**Exercise instructions**
From the line that includes "Output a JSON" to the last line of the records, inclusive, repeat each line exactly.

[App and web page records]
-=-=-=-=-

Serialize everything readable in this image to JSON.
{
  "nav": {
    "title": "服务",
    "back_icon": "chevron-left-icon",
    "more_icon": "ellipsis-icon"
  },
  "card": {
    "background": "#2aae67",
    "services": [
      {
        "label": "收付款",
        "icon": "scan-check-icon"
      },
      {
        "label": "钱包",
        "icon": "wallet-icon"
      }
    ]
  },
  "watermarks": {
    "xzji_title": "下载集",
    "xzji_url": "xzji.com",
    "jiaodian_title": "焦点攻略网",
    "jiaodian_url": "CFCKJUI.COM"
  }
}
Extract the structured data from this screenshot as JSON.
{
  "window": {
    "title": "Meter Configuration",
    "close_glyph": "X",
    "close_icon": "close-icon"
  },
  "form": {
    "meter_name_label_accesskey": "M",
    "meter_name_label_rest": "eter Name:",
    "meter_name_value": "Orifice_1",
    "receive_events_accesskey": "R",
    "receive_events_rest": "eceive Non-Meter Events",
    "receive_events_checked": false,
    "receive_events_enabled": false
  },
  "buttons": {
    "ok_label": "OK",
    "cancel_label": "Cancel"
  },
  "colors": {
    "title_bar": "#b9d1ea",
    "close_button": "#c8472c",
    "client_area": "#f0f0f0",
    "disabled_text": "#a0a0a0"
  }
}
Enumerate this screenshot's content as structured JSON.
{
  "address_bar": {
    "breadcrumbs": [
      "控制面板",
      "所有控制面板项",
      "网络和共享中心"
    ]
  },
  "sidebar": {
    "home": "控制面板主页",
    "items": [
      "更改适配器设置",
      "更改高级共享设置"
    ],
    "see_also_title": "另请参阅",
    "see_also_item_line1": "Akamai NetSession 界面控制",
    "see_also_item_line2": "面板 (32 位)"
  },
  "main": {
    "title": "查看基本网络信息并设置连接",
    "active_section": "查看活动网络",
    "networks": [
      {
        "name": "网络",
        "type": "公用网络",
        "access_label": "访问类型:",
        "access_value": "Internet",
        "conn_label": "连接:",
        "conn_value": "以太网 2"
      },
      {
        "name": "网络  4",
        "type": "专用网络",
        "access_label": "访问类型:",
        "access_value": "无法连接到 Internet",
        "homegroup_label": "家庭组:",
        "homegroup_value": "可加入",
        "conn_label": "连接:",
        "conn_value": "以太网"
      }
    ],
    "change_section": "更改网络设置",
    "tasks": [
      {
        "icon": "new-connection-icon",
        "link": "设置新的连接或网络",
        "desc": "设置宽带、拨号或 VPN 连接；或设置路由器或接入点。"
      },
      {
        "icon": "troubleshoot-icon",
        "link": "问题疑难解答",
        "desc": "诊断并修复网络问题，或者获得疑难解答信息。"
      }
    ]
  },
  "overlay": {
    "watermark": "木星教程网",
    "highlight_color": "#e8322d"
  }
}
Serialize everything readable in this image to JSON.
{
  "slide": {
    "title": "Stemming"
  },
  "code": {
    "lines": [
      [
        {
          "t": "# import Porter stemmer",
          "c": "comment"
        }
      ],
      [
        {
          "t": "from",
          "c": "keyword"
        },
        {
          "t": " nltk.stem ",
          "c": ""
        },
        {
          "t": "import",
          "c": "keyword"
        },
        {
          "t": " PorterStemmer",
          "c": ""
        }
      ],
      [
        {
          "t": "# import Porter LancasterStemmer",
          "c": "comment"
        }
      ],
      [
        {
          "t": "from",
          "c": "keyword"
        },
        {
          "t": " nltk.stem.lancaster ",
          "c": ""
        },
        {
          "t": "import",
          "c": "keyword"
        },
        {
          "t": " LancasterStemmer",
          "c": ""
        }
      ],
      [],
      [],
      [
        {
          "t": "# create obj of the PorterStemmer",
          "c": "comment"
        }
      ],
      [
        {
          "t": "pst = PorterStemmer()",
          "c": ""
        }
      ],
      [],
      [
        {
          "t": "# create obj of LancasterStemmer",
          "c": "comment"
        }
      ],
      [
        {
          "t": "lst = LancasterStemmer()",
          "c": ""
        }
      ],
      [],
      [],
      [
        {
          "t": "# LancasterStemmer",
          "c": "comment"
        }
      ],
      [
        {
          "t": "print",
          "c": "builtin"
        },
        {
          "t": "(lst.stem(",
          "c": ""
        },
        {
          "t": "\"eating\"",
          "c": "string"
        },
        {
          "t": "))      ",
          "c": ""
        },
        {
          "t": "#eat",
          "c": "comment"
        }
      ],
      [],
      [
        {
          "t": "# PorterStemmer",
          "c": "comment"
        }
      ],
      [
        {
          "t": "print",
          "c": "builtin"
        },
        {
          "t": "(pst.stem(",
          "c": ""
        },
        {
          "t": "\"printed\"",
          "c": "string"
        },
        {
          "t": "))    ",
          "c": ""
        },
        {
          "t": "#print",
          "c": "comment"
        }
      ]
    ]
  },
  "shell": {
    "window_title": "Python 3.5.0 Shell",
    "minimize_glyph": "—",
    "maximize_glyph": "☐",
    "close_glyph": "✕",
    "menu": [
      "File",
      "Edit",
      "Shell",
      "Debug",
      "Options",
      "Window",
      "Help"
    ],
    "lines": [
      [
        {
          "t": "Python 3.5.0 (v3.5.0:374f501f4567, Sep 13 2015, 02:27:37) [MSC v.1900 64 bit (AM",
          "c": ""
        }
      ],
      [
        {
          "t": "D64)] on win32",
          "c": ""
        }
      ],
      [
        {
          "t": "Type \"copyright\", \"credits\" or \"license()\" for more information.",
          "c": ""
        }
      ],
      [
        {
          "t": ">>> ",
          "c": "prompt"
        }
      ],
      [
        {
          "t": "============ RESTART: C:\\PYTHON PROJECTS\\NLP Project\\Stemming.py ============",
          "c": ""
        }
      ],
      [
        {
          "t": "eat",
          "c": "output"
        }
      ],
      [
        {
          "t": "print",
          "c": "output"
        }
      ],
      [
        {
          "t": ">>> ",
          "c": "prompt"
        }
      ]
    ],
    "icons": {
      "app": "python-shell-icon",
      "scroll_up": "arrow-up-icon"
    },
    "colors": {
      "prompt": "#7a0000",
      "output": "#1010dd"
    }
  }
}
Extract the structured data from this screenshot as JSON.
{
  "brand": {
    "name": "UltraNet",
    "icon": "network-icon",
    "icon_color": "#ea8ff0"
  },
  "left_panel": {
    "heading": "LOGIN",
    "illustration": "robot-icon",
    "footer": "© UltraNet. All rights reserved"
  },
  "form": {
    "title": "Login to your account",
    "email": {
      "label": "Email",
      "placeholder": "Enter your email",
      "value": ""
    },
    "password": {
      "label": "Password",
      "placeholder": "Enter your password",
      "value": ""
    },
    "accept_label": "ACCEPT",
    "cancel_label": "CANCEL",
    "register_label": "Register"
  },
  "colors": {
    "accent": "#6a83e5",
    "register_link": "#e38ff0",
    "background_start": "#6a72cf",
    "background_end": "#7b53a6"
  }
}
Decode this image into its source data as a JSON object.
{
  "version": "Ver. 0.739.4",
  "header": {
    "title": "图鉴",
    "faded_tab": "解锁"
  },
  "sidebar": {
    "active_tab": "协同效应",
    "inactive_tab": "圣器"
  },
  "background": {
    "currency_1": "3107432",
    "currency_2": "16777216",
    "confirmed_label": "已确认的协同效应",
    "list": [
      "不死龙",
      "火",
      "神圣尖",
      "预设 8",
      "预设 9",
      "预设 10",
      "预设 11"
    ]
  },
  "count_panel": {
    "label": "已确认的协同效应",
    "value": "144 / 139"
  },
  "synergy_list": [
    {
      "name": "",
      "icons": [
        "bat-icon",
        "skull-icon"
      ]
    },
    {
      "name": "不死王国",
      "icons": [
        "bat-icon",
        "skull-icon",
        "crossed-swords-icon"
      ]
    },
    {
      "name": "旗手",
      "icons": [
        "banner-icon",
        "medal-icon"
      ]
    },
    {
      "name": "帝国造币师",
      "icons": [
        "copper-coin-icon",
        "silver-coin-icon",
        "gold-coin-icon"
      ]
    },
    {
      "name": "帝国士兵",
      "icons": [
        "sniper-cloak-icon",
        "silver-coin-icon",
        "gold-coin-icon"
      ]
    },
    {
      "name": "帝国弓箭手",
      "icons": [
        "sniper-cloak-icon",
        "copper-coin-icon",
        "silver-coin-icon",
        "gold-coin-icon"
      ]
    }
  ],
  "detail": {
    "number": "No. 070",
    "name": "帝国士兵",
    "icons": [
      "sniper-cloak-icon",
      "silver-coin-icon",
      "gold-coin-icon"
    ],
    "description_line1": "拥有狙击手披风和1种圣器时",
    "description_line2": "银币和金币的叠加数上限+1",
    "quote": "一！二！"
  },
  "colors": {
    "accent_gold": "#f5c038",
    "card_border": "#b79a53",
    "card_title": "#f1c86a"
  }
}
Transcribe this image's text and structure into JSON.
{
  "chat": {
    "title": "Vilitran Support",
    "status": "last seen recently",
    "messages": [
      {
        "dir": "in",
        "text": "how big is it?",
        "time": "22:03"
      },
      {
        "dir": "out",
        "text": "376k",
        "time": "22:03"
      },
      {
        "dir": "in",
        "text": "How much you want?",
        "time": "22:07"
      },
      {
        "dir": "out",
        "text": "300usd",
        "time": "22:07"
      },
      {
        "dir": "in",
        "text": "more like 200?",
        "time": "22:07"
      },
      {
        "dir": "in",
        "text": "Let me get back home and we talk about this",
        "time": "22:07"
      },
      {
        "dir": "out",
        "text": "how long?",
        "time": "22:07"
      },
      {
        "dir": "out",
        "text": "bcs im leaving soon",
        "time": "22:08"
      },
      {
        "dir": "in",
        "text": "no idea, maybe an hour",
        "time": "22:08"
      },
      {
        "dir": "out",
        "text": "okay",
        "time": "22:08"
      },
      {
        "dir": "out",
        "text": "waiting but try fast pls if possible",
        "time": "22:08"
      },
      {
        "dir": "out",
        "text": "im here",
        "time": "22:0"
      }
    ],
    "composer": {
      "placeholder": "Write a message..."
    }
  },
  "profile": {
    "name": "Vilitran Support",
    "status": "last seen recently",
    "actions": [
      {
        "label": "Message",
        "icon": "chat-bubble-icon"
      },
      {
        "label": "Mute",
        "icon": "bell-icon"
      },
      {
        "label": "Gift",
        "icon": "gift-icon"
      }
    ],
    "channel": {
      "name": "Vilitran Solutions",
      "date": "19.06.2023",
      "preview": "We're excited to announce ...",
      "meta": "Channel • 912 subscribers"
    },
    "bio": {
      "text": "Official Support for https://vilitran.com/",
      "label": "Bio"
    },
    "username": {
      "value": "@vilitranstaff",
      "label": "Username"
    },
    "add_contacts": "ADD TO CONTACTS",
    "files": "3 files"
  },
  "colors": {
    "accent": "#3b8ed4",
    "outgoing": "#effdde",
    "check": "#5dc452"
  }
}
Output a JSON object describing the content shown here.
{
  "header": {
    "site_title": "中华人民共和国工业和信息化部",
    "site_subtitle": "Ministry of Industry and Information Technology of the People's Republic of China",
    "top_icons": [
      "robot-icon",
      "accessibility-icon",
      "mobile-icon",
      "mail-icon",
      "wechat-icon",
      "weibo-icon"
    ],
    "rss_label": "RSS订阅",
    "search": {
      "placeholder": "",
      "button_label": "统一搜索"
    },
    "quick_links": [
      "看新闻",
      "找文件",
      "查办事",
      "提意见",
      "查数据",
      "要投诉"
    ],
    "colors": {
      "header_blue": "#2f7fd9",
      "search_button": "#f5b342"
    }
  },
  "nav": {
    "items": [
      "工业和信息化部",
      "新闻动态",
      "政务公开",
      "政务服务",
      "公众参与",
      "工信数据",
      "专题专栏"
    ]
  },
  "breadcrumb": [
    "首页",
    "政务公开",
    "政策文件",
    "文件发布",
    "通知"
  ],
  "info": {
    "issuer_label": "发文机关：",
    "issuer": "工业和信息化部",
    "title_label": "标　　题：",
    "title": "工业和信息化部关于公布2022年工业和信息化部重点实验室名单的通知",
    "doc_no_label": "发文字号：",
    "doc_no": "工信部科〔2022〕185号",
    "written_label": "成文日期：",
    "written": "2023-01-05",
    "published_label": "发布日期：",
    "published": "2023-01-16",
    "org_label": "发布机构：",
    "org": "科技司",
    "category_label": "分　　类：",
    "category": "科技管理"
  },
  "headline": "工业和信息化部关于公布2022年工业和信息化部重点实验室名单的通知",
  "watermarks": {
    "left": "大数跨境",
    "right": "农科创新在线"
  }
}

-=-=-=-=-

**Answer section**
Output a JSON object describing the content shown here.
{
  "header": {
    "site_title": "中华人民共和国工业和信息化部",
    "site_subtitle": "Ministry of Industry and Information Technology of the People's Republic of China",
    "top_icons": [
      "robot-icon",
      "accessibility-icon",
      "mobile-icon",
      "mail-icon",
      "wechat-icon",
      "weibo-icon"
    ],
    "rss_label": "RSS订阅",
    "search": {
      "placeholder": "",
      "button_label": "统一搜索"
    },
    "quick_links": [
      "看新闻",
      "找文件",
      "查办事",
      "提意见",
      "查数据",
      "要投诉"
    ],
    "colors": {
      "header_blue": "#2f7fd9",
      "search_button": "#f5b342"
    }
  },
  "nav": {
    "items": [
      "工业和信息化部",
      "新闻动态",
      "政务公开",
      "政务服务",
      "公众参与",
      "工信数据",
      "专题专栏"
    ]
  },
  "breadcrumb": [
    "首页",
    "政务公开",
    "政策文件",
    "文件发布",
    "通知"
  ],
  "info": {
    "issuer_label": "发文机关：",
    "issuer": "工业和信息化部",
    "title_label": "标　　题：",
    "title": "工业和信息化部关于公布2022年工业和信息化部重点实验室名单的通知",
    "doc_no_label": "发文字号：",
    "doc_no": "工信部科〔2022〕185号",
    "written_label": "成文日期：",
    "written": "2023-01-05",
    "published_label": "发布日期：",
    "published": "2023-01-16",
    "org_label": "发布机构：",
    "org": "科技司",
    "category_label": "分　　类：",
    "category": "科技管理"
  },
  "headline": "工业和信息化部关于公布2022年工业和信息化部重点实验室名单的通知",
  "watermarks": {
    "left": "大数跨境",
    "right": "农科创新在线"
  }
}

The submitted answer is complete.